Over the last week I’ve spent a great deal of time discussing the ins and outs of PC Albania with my visiting friend. Coming from a business background, she has many questions about the efficiency of the PC program, how measurable our results are, and how our reporting processes work. Though I won’t be able to see most of the “results” of my service in the community or even comprehend what they are, I firmly believe that my presence in Lezhe has been a symbiotically beneficial one. But, I sometimes have trouble putting into words why exactly I feel this way.
Many of my answers to her “why is this this way?” questions are cultural in nature, which are hard to understand if you haven’t actually been in the PC in Albania yourself. In fact, these cultural and work place differences are something that I spent 10 weeks of training learning about, but I think it’s taken me all two years to finally begin to understand how to work within the local hegemonic framework.

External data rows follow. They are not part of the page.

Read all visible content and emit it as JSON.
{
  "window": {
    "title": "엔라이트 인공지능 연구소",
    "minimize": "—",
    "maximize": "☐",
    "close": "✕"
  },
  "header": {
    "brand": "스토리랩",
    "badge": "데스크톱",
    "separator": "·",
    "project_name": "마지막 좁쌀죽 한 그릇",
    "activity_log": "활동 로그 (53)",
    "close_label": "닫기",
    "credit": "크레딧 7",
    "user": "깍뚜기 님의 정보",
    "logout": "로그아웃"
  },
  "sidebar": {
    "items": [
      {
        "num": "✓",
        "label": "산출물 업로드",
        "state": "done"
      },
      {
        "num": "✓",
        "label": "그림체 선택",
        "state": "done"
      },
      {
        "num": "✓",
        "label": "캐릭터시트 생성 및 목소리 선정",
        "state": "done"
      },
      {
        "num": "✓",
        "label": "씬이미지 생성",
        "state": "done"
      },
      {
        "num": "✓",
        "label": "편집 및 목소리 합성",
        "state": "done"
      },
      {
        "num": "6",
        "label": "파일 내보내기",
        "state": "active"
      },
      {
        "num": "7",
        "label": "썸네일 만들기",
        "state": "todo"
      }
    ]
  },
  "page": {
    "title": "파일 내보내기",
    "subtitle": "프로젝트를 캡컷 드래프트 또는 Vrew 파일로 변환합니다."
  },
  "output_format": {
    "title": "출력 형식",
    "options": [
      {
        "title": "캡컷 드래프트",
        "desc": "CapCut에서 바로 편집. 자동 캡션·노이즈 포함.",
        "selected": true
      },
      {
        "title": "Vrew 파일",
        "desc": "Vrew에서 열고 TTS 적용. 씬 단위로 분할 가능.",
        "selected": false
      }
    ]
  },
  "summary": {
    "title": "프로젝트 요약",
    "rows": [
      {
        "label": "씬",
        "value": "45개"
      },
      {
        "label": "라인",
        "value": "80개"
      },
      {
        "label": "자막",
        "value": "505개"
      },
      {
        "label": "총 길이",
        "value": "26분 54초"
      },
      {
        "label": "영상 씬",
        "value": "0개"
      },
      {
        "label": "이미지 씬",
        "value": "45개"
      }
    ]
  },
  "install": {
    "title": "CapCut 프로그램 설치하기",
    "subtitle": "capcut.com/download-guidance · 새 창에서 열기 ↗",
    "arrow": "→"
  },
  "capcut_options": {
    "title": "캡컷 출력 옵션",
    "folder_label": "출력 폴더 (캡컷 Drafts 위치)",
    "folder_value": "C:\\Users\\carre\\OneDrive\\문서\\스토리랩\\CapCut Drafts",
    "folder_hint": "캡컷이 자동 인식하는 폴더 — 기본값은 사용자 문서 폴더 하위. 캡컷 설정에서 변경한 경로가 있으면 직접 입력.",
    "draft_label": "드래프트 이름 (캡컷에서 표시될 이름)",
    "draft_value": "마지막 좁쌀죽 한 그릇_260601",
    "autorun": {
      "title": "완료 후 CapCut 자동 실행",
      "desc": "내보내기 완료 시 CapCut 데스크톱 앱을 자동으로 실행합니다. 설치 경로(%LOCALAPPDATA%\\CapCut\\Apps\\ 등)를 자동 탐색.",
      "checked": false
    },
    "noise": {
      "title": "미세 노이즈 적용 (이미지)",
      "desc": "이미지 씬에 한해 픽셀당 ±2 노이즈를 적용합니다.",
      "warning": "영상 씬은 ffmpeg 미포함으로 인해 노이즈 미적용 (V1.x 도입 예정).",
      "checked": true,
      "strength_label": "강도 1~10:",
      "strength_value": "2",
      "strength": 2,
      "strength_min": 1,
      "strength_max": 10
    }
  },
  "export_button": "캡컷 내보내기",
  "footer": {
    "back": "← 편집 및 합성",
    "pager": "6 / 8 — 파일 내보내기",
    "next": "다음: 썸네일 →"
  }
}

I recently read this blog post, “What the Peace Corps Taught me About Failure,” written by an RPCV who served in Africa. While the context of my service is drastically different, at times I’ve definitely experienced the same feelings of incompetence that Maya had during her service. The article is well worth a read for anyone who’s ever criticized the Peace Corps for not having more quantifiable results. Maya’s writing can show a bit about how PCVs themselves struggle with this fact….and why our successes, when they happen, are all the sweeter for it.
I think I could be here another 2 or 4 years and still be surprised daily by the decisions and reactions that happen in the workplace and in my daily routine. The only difference is that by now I’ve learned that the surprise, the feeling of failure when something unexpectedly is cancelled, is normal. I can accept these things and move on. I can accept what I have done here, and go back home.